Saved data entries
--------------------------------------------------

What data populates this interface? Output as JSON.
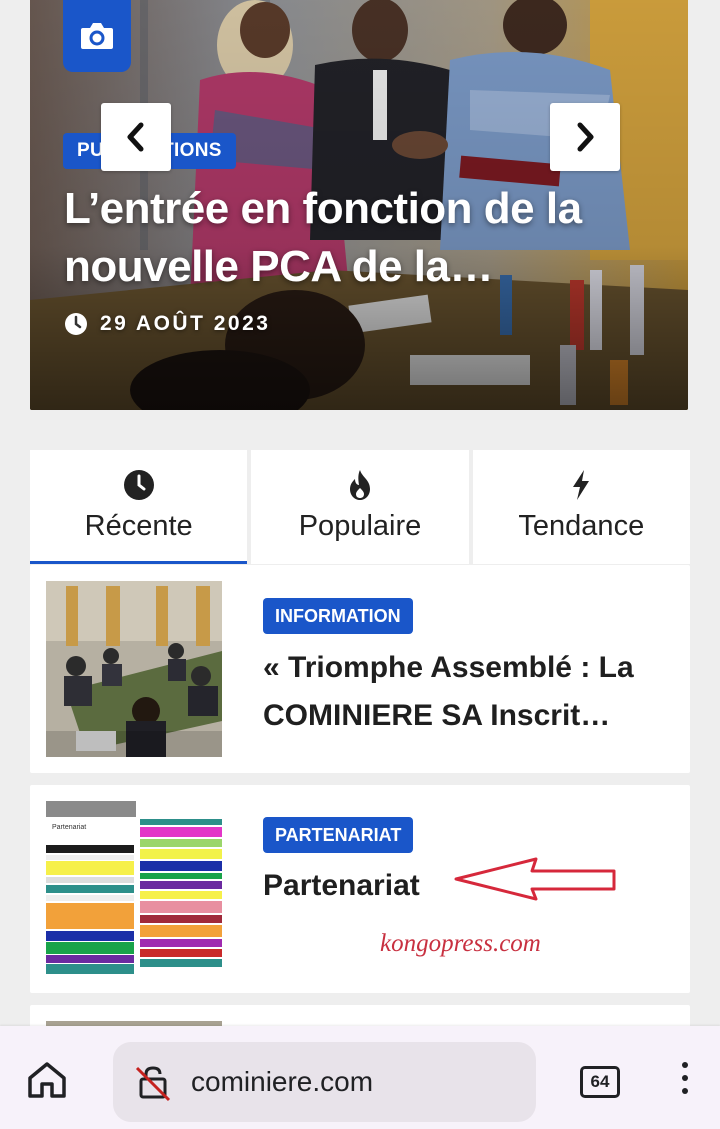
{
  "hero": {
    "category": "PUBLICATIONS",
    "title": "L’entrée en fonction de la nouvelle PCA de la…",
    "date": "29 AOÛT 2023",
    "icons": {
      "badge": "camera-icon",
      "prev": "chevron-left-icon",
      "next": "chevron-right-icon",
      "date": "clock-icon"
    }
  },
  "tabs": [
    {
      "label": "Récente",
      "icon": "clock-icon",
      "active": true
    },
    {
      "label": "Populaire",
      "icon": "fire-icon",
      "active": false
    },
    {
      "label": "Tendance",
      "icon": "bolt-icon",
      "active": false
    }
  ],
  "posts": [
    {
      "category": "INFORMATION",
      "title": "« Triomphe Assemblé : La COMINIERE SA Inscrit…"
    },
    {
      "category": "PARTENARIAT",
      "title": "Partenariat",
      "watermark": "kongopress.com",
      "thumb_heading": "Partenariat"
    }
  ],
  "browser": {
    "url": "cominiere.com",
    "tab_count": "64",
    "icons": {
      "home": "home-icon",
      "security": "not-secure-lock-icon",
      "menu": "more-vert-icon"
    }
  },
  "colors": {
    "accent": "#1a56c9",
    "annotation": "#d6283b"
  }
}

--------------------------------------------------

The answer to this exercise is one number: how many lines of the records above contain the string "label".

Written reply -> 3